Why Do Whites Tree Frogs (otherwise known as Australian Green Treefrog) change color and How Do They Do It? The following article will answer these questions: Do Tree Frogs All Change Color? Do Whites Tree Frogs Change Color, and What Kinds of Tree Frogs Change Color? Read on to learn more.
Do All Tree Frogs Change Color?
Why do tree frogs change color? Tree frogs change color to attract a mate. There are several reasons for this. The frogs may have seen a predator, been frightened by a spooky noise, or may be searching for food.
Other reasons include temperature and movement. Here are some common reasons for the change in color of white tree frogs.
Some White tree frogs change color to brown when they’re stressed or sick. If you notice any of these signs, you should take your frog to the vet. The vet will be able to examine your frog and decide whether it needs medical care.
Then you can decide whether or not you should take it to the vet for proper treatment. Generally, white tree frogs can live for up to 16 years, but they are much shorter in the wild.
Why Do Whites Tree Frogs Change Color?
Most species of Tree Frogs change color at least once during their life cycle. This process may take several days or months and is called morphological. It involves the morphing of pigment-containing cells in the outer layer of the skin, called Chromatophore.
The result is a different color. During one mating season, this change is temporary. In other seasons, however, it is permanent.
In captivity, a Whites tree frog changes color from white to dark brown. Humidity increases, and their substrate becomes wet. The presence of an overly wet substrate promotes the growth of mold and fungi, which can be deadly for amphibians.
This change in color may lead to decreased life expectancy. Life expectancy in the wild is significantly lower, but the species may reach 20 years in captivity.
How Do They Change Color?
Physiological changes in frogs are a natural part of the animal kingdom. Tree frogs change color for various reasons, such as to attract a mate. Their colors change due to environmental factors, including light intensity, the environment, and stress. Here is a brief explanation. The morphological change occurs at the time of the first mating season, and the colored phase is permanent.
The color changes of Tree Frogs are a natural defense against predators and other animals and may also be a means of communication. This is why they often change colour in response to physical disturbance or threat.
They may also be able to change their colours based on the temperature in their environment. The reason for this adaptation is not entirely understood, but there are several theories.
Monochromatic vs Dichromatic Frogs
There are two main types of frogs: monochromatic and dichromatic. Monochromatic frogs are typically green, while dichromatic frogs can be any color. Both types of frogs have pros and cons.
Monochromatic frogs are harder to spot in their natural habitat, which can be an advantage if you’re trying to avoid predators. They’re also less likely to stand out in a crowd, so they’re less likely to be picked off by predators that are looking for easy prey.
However, monochromatic frogs can also be more difficult to find when you’re looking for them, and they can be harder to photograph since they don’t have as much color.
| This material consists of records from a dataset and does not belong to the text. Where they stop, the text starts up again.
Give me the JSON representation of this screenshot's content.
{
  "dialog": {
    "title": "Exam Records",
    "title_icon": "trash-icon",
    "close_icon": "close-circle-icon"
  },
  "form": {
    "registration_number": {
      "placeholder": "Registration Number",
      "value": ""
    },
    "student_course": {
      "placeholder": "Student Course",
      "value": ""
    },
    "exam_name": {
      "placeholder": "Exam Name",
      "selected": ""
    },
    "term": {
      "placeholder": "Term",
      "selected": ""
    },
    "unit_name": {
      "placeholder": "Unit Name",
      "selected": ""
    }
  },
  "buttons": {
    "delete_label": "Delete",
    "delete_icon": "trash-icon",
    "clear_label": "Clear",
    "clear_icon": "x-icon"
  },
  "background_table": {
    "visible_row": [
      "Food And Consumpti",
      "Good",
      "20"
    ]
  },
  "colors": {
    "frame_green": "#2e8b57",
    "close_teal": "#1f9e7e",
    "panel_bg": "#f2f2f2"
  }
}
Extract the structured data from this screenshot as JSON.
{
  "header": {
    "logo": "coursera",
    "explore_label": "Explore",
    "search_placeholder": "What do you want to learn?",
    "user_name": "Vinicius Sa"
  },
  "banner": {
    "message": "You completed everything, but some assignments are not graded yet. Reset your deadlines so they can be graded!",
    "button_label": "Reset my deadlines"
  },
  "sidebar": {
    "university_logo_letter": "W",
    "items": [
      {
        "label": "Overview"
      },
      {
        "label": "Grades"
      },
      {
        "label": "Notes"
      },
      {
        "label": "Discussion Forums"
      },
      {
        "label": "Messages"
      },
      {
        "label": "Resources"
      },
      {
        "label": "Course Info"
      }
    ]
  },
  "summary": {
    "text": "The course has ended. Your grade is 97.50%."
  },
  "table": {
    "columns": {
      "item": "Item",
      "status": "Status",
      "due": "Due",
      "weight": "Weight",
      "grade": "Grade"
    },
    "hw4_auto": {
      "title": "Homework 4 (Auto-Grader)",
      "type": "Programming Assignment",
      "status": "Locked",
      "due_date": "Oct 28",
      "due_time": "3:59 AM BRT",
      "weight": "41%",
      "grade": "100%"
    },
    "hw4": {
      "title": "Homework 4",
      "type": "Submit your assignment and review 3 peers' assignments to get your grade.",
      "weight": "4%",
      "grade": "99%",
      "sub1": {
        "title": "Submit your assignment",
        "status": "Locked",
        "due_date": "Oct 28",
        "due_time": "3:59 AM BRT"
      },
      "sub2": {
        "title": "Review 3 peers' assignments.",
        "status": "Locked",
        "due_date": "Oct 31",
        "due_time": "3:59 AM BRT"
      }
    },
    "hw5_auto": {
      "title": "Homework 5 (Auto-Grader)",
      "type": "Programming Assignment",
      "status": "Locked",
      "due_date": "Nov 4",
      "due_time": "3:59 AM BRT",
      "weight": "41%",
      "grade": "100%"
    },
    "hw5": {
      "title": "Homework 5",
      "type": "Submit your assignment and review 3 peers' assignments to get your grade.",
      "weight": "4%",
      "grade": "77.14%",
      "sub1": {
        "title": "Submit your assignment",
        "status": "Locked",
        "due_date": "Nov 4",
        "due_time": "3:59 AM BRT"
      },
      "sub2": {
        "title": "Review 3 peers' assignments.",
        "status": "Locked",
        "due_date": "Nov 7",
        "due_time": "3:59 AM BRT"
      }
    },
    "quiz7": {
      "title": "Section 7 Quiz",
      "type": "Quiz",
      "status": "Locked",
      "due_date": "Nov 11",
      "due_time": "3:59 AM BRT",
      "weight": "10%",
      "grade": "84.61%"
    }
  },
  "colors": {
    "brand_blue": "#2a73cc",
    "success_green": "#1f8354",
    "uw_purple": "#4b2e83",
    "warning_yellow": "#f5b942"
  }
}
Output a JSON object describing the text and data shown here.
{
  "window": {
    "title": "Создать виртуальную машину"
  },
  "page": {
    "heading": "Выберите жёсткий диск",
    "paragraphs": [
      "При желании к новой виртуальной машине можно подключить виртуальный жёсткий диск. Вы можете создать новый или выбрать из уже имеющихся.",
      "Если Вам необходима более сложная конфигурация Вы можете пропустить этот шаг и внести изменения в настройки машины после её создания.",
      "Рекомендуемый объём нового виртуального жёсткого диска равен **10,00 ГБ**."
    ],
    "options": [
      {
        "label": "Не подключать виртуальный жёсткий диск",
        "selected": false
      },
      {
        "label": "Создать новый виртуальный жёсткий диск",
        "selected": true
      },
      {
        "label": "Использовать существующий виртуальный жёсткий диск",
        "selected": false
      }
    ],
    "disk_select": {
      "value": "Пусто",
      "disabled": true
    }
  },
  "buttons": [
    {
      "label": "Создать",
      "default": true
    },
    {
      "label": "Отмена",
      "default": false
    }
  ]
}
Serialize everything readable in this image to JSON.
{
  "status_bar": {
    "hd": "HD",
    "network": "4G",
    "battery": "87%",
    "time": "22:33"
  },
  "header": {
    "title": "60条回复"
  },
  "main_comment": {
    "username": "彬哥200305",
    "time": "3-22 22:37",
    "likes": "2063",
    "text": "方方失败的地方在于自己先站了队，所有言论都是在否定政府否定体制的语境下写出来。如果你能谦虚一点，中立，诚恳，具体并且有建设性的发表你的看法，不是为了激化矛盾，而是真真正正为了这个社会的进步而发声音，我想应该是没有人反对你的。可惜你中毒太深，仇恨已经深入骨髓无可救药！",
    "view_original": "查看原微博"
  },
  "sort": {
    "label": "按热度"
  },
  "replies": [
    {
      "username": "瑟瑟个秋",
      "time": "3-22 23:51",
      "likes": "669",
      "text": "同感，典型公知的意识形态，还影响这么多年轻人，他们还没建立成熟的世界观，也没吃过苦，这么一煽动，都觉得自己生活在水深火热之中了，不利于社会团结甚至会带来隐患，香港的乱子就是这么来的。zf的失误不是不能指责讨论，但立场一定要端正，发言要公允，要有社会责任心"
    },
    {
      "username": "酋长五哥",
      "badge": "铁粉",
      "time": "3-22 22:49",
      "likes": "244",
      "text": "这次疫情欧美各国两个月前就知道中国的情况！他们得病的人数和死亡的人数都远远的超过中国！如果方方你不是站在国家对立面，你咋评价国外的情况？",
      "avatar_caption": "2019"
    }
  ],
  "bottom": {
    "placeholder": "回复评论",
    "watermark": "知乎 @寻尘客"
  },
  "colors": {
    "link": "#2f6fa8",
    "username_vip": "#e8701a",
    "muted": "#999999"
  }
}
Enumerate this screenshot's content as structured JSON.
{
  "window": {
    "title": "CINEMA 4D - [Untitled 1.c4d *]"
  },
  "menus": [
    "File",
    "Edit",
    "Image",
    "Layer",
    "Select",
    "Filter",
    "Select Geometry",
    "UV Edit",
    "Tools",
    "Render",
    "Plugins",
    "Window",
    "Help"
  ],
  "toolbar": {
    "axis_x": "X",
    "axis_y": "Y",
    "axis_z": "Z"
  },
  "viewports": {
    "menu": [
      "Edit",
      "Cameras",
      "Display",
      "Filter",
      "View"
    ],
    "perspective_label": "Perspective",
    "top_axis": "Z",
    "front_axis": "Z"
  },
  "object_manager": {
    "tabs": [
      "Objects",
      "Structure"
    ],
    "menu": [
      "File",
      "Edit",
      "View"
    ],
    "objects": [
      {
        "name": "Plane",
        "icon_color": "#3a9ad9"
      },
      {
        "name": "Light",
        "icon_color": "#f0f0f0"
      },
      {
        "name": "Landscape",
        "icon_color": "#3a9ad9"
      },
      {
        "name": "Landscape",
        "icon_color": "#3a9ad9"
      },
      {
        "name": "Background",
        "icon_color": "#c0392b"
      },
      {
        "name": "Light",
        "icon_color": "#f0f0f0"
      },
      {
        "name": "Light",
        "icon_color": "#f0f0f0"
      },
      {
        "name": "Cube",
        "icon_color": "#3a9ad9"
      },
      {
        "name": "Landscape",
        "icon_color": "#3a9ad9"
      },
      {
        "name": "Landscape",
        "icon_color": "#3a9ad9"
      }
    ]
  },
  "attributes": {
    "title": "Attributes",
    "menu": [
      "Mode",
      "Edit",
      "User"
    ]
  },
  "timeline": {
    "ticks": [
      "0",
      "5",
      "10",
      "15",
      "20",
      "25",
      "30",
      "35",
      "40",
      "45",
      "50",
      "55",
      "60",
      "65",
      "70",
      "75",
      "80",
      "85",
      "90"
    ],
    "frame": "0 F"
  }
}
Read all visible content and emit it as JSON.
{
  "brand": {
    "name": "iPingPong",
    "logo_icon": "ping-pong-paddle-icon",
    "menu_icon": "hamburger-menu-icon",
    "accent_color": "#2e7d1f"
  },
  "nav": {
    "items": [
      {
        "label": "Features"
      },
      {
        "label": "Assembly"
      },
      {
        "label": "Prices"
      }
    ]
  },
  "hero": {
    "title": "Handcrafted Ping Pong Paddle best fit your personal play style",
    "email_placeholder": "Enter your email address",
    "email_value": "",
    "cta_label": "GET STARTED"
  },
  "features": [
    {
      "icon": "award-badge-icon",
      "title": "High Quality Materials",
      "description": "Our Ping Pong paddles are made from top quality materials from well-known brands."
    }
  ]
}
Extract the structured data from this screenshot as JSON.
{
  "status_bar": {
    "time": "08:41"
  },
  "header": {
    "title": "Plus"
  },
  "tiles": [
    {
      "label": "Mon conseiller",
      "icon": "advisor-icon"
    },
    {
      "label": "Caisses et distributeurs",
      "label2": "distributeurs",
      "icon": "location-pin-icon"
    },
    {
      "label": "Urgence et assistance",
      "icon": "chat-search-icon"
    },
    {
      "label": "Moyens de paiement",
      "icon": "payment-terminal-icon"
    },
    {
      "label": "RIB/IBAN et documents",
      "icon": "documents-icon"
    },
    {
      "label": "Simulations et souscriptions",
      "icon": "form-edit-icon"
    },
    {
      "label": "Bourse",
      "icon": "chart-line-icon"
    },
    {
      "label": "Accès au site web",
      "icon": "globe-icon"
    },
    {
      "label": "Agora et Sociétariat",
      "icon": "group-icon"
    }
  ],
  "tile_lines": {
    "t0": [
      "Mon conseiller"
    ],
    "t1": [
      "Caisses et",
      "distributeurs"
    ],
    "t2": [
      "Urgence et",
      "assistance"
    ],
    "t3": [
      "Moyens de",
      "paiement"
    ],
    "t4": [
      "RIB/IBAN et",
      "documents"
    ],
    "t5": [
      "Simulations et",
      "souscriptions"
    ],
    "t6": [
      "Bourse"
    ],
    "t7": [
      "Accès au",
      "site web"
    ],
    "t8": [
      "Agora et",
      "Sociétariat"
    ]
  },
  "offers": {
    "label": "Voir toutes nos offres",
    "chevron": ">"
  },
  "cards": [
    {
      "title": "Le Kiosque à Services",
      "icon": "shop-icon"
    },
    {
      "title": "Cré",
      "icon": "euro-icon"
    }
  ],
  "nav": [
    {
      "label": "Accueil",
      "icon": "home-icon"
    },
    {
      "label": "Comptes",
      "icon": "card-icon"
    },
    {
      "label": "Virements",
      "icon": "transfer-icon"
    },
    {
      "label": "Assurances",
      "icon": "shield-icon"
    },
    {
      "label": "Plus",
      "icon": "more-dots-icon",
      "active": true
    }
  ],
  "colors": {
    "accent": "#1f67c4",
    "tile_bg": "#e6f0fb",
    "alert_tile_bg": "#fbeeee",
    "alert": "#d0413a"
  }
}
On the other hand, Dichromatic frogs are easier to spot and photograph since they have more color. This can be an advantage if you’re trying to find a specific frog or if you want to take pictures of frogs in their natural habitat. However, dichromatic frogs may be more likely to stand out in a crowd and be picked off by predators since they’re more visible.
The cause of this unique morphological adaptation is not completely understood, but the process of chromophores is related to hormonal changes. The frog’s color is dependent on different factors, such as the amount of light and background color.
A physical disturbance triggers the changes to the frog, which in turn triggers a hormone response to prevent predators from preying on the frog.
In the study, we found associations between different blood parameters and skin color. We also found a relationship between plasmatic protein and coloration. However, we cannot be sure that color is directly related to body condition.
Moreover, the levels of protein and glucose were positively related. These findings suggest that the frogs’ body condition is related to their skin color, not vice versa. In addition, the study found differences among different populations of the same species.